Directors enable mainframe customers to exploit the addressing, distance and bandwidth advantages FICON delivers over legacy ESCON connectivity. Directors also offer FICON Management Server software, allowing single point network management with SA OS/390. And with recently announced intermix capabilities, customers can simultaneously run mainframe (FICON) and Open Systems (fibre channel) data traffic through a shared Director. FICON Intermix presents the potential for a significant cost savings to customers of all sizes by consolidating data networks, utilizing a single Director where previously two separate networks and much higher costs were necessary.
An efficient single-stage design enjoys significant advantages in power and cooling over a core switch. A single-stage Director requires only 488 Watts, less than 50 percent of the 1,125 watts consumed by a core switch. And in BTUs/hour, a core switch puts out a blistering 3,841 BTUs, over twice as much as a single-stage Director's 1,673 BTUs. The difference can add up to a significant savings for an enterprise. In a 128-port configuration, the combined power and cooling costs for two 64-port single-stage Directors are $1,894 - less than half of a core switch at $4,350 (assumption of .05 kWh).
Single-stage Fibre Channel Directors have been shipping for more than two years, with the total number of units shipped and installed more than 8,500 units. Single-stage Directors are installed in 96 of the world's largest data centers, supporting a multitude of applications in every industry. Conversely, core switches have no proven track record and essentially no data center experience. They were introduced to the market only in the last few months. Core switches have never met the stringent availability and performance requirements of mainframe environments and require twice the electricity of Directors to operate.
While core switches have been thrust into the Director market, they in fact are not Directors. They are a mesh of 16 switches tied together via internal inter switch links (ISLs). They are prone to bottlenecks, failures, downtime and an array of management and configuration problems. So, while core switches are marketed as being comparable to Directors, reality is quite the contrary. And at $6.4 million per hour of downtime, is your company willing to take the chance?

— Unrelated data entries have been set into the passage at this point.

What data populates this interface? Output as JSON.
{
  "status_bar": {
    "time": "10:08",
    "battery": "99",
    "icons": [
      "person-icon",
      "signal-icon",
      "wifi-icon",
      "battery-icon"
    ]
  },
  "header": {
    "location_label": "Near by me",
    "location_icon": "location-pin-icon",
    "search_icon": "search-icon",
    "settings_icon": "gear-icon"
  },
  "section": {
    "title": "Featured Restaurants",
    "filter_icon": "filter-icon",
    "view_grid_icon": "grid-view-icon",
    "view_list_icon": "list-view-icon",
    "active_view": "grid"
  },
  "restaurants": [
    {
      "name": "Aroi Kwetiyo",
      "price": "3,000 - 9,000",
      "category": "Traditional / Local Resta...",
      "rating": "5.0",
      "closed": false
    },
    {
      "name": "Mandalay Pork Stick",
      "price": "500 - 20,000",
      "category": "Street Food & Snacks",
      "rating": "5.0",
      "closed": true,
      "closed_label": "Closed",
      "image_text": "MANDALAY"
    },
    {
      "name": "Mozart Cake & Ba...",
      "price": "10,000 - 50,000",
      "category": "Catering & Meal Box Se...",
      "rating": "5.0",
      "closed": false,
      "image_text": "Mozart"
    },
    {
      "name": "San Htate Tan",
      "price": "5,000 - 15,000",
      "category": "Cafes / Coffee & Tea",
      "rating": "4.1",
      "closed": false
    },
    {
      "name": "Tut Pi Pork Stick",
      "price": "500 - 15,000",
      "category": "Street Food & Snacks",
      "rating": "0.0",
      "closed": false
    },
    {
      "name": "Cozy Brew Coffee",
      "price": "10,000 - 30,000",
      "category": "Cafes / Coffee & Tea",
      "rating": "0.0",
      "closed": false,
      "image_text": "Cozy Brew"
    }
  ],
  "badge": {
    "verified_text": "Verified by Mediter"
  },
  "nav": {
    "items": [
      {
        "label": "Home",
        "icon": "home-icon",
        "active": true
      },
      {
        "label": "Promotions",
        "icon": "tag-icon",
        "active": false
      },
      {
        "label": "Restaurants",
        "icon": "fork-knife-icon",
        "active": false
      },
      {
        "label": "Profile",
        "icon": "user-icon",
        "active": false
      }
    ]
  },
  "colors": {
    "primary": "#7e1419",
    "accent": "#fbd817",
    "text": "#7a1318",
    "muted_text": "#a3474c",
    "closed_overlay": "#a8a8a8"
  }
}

About The Author - Jim Miller is Senior Manager, Product Marketing for Boomfield, Co. based McDATA Corporation.